Typically, wheat beers are characterized by a hazy glow. They vary in color from that of light straw to sunrise gold, through murky peach and into dusty amber. Master Brewer Larry Horwitz of Iron Hill’s North Wales, Pennsylvania location talks of the sophistication gained by seasoned beer drinkers. For many years, clarity in beer had gained a reputation as the benchmark of quality – for example, it was a sign of cold-cave aging in a lager beer. As human beings, we instinctively like clear stuff. As U.S. beer drinkers have become more educated, hazy beer doesn’t scare them anymore. Protein contributes to the haziness, as does yeast, with its grand slam of B vitamins that impart shine to hair and a vibrant glow to the skin.
To those who still hesitate to venture into the world of translucent beers, Horwitz maintains, “Stop drinking with your eyes and start drinking with your palate.” Wheat beer is a perfect crossover beer for those who are seduced by the world of margaritas, champagne, and pink wine. It is not flavored or dumbed-down, and marries well with summer foods like salad, fruit, shrimp, tuna, tapas, and light fare. “In fact,” Horwitz continues, “this Wheat Beer promo has been ‘killer!’(Translation: "very well received") Wheat beers are outselling my lager beer.”
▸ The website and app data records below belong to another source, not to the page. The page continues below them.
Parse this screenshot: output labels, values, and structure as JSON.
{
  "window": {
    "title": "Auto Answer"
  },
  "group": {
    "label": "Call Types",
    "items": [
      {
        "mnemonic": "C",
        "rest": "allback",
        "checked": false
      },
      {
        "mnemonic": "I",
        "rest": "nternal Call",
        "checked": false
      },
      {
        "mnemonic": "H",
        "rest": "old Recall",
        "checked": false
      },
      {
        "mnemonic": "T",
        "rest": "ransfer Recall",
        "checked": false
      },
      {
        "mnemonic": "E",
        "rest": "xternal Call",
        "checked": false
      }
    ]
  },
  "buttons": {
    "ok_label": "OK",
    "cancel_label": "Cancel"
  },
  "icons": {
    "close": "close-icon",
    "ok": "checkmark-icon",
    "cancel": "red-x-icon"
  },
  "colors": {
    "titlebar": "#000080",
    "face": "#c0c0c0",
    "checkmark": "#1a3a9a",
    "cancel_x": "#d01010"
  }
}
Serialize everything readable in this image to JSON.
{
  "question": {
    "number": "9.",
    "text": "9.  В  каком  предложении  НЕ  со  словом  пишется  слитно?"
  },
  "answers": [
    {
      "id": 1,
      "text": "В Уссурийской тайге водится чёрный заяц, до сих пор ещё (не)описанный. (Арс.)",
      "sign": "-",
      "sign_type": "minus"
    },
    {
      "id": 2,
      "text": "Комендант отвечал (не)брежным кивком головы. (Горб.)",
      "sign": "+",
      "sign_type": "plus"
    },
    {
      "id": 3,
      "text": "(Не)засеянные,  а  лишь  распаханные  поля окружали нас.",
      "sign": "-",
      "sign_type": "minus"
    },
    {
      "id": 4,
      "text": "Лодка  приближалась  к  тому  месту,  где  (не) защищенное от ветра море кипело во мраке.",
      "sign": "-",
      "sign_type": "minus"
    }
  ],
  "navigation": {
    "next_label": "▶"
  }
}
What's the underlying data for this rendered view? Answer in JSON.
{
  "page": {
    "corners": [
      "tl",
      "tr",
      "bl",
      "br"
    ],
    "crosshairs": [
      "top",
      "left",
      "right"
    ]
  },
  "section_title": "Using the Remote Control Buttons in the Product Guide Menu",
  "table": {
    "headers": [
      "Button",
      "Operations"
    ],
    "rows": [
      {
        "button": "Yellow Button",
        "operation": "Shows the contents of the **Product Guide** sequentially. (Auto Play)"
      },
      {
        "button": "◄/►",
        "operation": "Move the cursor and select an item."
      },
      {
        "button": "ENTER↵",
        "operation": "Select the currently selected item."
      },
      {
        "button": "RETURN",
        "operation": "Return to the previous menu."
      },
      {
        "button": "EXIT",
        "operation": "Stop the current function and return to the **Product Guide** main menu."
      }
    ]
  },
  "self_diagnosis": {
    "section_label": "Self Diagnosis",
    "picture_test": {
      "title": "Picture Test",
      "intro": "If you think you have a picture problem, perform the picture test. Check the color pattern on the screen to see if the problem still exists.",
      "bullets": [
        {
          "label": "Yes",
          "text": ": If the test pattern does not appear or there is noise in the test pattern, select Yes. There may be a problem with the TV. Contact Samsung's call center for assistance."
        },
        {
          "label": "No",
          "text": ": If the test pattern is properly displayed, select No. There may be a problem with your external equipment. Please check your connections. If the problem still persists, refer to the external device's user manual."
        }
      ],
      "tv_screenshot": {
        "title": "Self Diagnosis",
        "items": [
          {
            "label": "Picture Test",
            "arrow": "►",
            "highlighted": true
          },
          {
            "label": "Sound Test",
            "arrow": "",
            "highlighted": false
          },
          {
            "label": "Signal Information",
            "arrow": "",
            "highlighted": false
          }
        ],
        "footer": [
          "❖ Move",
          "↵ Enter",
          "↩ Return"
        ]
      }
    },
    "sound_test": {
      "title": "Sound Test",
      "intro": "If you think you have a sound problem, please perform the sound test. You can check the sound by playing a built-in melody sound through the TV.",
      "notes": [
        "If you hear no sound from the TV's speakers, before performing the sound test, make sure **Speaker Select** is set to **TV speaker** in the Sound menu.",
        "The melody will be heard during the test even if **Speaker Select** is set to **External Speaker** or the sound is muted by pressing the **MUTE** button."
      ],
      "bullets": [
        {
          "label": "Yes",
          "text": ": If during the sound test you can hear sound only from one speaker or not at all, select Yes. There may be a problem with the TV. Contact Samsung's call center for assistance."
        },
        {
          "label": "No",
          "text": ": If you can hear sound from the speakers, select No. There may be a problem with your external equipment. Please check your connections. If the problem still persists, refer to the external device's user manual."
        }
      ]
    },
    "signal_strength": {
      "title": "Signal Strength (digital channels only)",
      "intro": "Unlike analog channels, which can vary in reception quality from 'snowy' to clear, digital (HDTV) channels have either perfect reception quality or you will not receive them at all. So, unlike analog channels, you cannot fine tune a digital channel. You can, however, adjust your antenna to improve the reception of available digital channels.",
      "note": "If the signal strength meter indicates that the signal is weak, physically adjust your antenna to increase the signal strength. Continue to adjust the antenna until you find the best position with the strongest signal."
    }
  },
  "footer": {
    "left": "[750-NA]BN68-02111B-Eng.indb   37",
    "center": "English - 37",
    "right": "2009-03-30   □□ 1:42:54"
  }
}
Throughout the Summer, Iron Hill’s wheat beer focus will feature Hefeweizen and Belgian Wit as the main events. Hefeweizen shines hoary golden at the bottom of the glass, and rises as an amber-lit peach. The head settles like a lacy veil on the surface, leaving delicate shards of lace on the sides of the glass. A light effervescence shows its presence, just enough to play with the tongue, followed by a medium mouthfeel and clean yeastiness. The grain profile consists of 60% wheat and 40% pils malt, both imported from Germany. Traditional Weihenstephan yeast adds complex layers of banana and clove, with a slight juicy fruit profile. Noble Hops add to the traditional authenticity.
Belgian Wit uses unmalted wheat, malted wheat and pilsner malt to produce a translucent golden-amber beer that gains clarity as it warms. A creamy veil stays softly on the surface. Addictive aromas of sweet and bitter Curaçao orange fill the nose. Oils and zest from the peel add notes reminiscent of Curaçao liqueur. Coriander lingers, feather light. Mouthfeel displays less effervescence than the Hefe. Traditional Hoegaarden yeast contributes spiciness and a rich complexity. Bitterness is felt on the rear roof of the mouth, while peppery notes linger on the tongue. Light anise and fresh field grasses emerge as secondary layers.
Other wheat beers featured during the summer include Weizenbock, Saison, Biere de Mar, Kristall Weizen, and Raspberry Wheat. You may want to try a Dirty Weisse (pronounced “dirty vice”!), Hefeweizen or Wit, blended with raspberry or peach flavors, and garnished with a juicy lemon or orange slice.
Iron Hill Brewery & Restaurant locations are in Newark and Wilmington, Delaware, and Media, West Chester, Phoenixville, and North Wales, Pennsylvania, with a seventh location opening in Lancaster, PA in September, 2007.
Photos: (Top to Bottom) Larry Horwitz, Brewmaster at Iron Hill Brewery, North Wales, Pennsylvania; Iron Hill, North Wales location; Horwitz in the Brewhouse.